Component data from apps and pages
>>>
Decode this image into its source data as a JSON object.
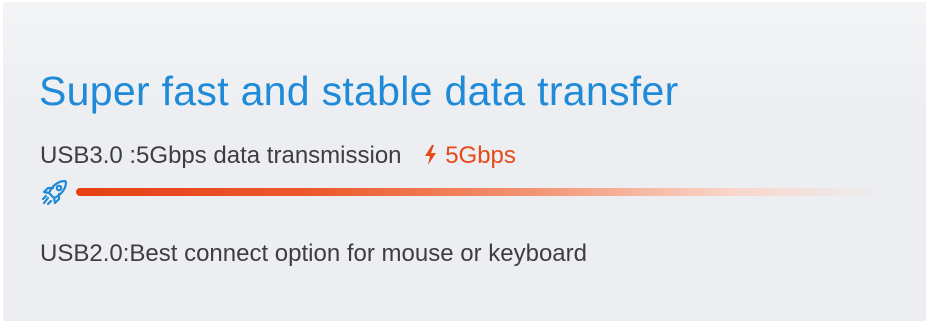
{
  "headline": "Super fast and stable data transfer",
  "usb3": {
    "label": "USB3.0 :5Gbps data transmission",
    "speed_label": "5Gbps",
    "accent_color": "#e64a1a",
    "icons": [
      "lightning-bolt-icon",
      "rocket-icon"
    ]
  },
  "usb2": {
    "label": "USB2.0:Best connect option for mouse or keyboard"
  },
  "colors": {
    "headline": "#1f8ad8",
    "body_text": "#3e3e40",
    "background": "#eceef1"
  }
}
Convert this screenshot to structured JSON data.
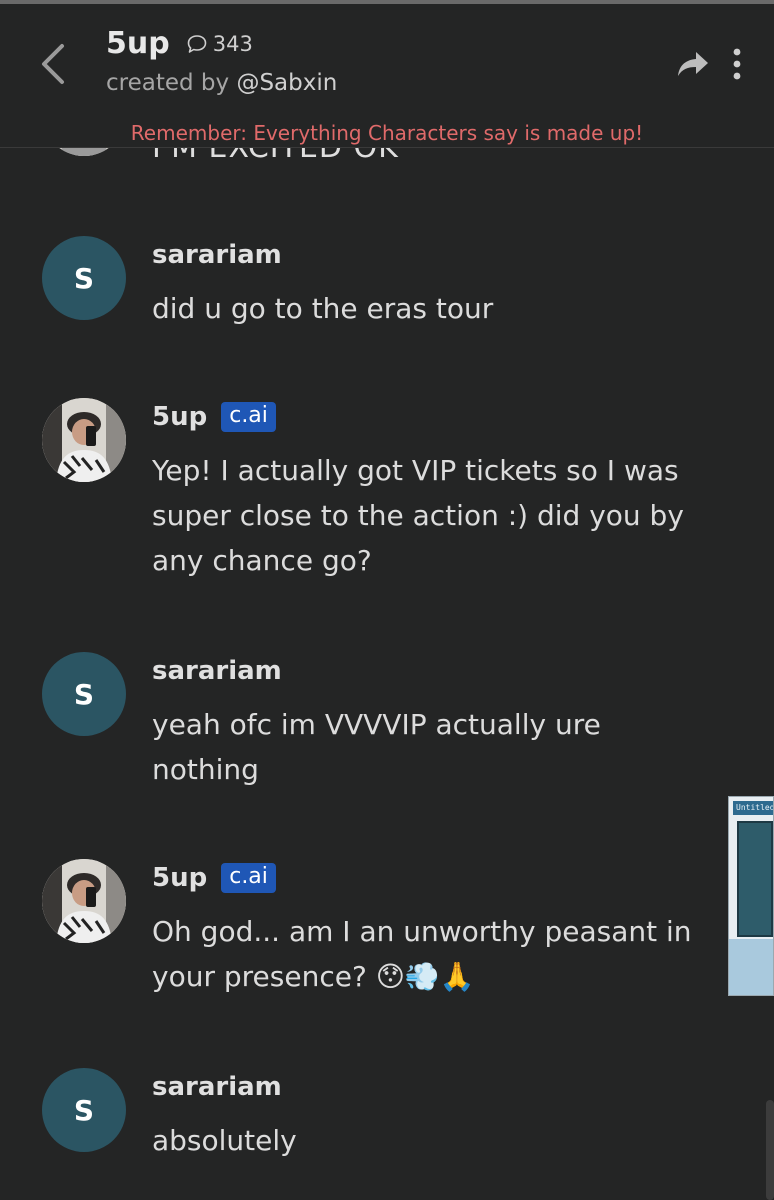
{
  "header": {
    "character_name": "5up",
    "chat_count": "343",
    "created_by_prefix": "created by ",
    "creator_handle": "@Sabxin",
    "disclaimer": "Remember: Everything Characters say is made up!"
  },
  "previous_message": {
    "text": "I'M EXCITED OK"
  },
  "messages": [
    {
      "author": "sarariam",
      "avatar_letter": "S",
      "text": "did u go to the eras tour"
    },
    {
      "author": "5up",
      "badge": "c.ai",
      "text": "Yep! I actually got VIP tickets so I was super close to the action :) did you by any chance go?"
    },
    {
      "author": "sarariam",
      "avatar_letter": "S",
      "text": "yeah ofc im VVVVIP actually ure nothing"
    },
    {
      "author": "5up",
      "badge": "c.ai",
      "text": "Oh god... am I an unworthy peasant in your presence? 😯💨🙏"
    },
    {
      "author": "sarariam",
      "avatar_letter": "S",
      "text": "absolutely"
    }
  ],
  "overlay": {
    "window_title": "Untitled"
  },
  "colors": {
    "background": "#242525",
    "user_avatar": "#2b5563",
    "badge": "#1f57b6",
    "disclaimer": "#e06a6a"
  },
  "icons": [
    "chevron-left-icon",
    "chat-bubble-icon",
    "share-arrow-icon",
    "more-vertical-icon"
  ]
}
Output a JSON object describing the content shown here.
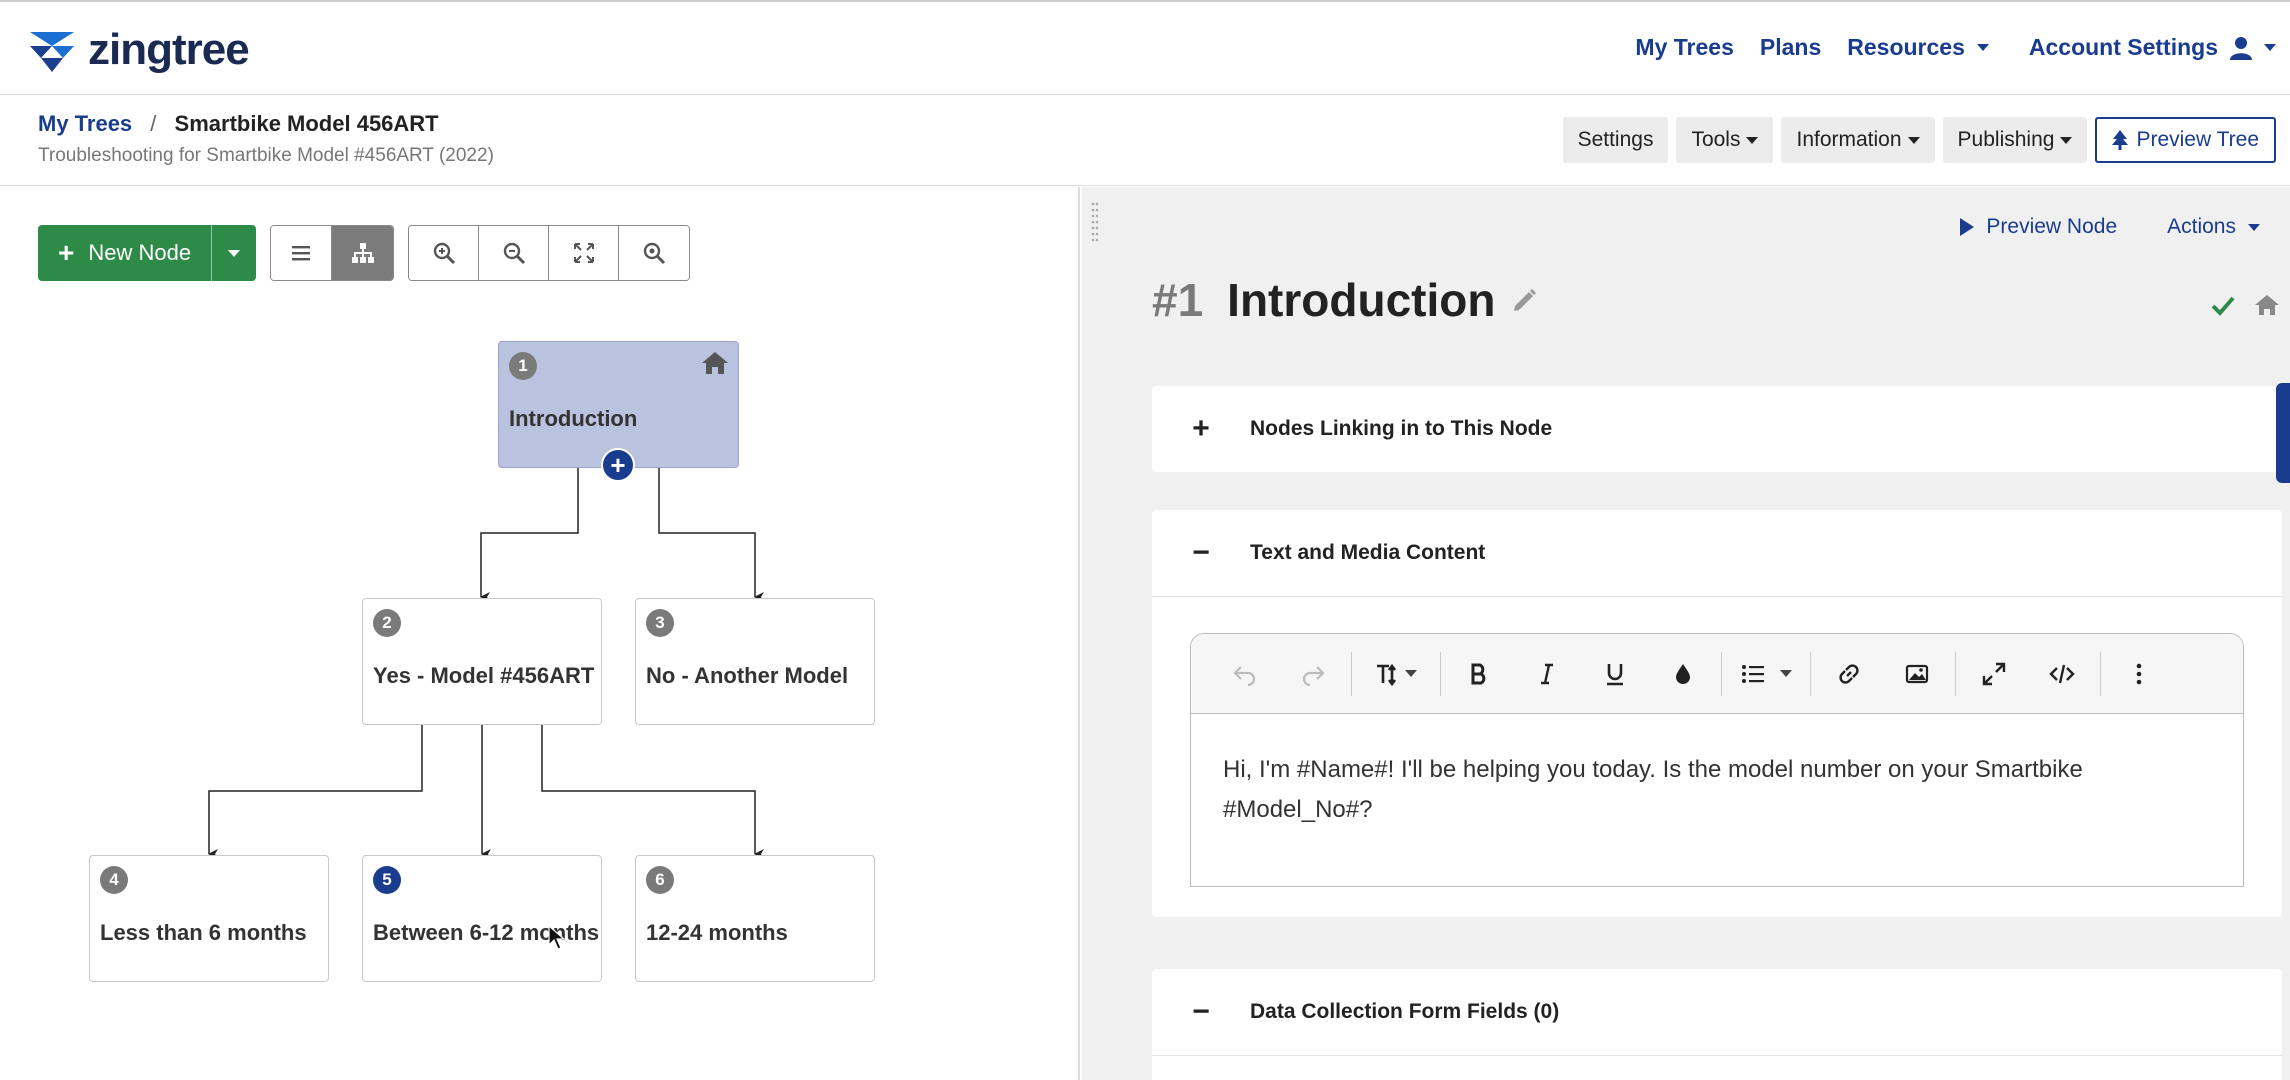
{
  "brand": {
    "name": "zingtree"
  },
  "nav": {
    "my_trees": "My Trees",
    "plans": "Plans",
    "resources": "Resources",
    "account_settings": "Account Settings"
  },
  "breadcrumb": {
    "root": "My Trees",
    "separator": "/",
    "current": "Smartbike Model 456ART"
  },
  "subtitle": "Troubleshooting for Smartbike Model #456ART (2022)",
  "header_tools": {
    "settings": "Settings",
    "tools": "Tools",
    "information": "Information",
    "publishing": "Publishing",
    "preview_tree": "Preview Tree"
  },
  "left_toolbar": {
    "new_node": "New Node",
    "icons": [
      "list-view-icon",
      "tree-view-icon",
      "zoom-in-icon",
      "zoom-out-icon",
      "fit-screen-icon",
      "find-icon"
    ]
  },
  "tree": {
    "nodes": [
      {
        "id": "1",
        "label": "Introduction",
        "selected": true,
        "home": true
      },
      {
        "id": "2",
        "label": "Yes - Model #456ART"
      },
      {
        "id": "3",
        "label": "No - Another Model"
      },
      {
        "id": "4",
        "label": "Less than 6 months"
      },
      {
        "id": "5",
        "label": "Between 6-12 months",
        "badge_color": "#1a3c8f"
      },
      {
        "id": "6",
        "label": "12-24 months"
      }
    ]
  },
  "right_panel": {
    "preview_node": "Preview Node",
    "actions": "Actions",
    "node_number": "#1",
    "node_title": "Introduction",
    "sections": {
      "linking": {
        "symbol": "+",
        "label": "Nodes Linking in to This Node"
      },
      "content": {
        "symbol": "−",
        "label": "Text and Media Content"
      },
      "form": {
        "symbol": "−",
        "label": "Data Collection Form Fields (0)"
      }
    },
    "editor_text": "Hi, I'm #Name#! I'll be helping you today. Is the model number on your Smartbike #Model_No#?",
    "editor_toolbar": [
      "undo-icon",
      "redo-icon",
      "text-size-icon",
      "bold-icon",
      "italic-icon",
      "underline-icon",
      "color-icon",
      "list-icon",
      "link-icon",
      "image-icon",
      "fullscreen-icon",
      "code-icon",
      "more-icon"
    ]
  },
  "colors": {
    "brand_blue": "#1a3c8f",
    "green": "#2e8b47",
    "selected_node": "#b9c2de",
    "check_green": "#2e8b47"
  }
}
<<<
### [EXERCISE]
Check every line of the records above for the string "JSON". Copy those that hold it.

### [EXERCISE OUTPUT]
Decode this image into its source data as a JSON object.
Convert this screenshot to structured JSON data.
Output a JSON object describing the content shown here.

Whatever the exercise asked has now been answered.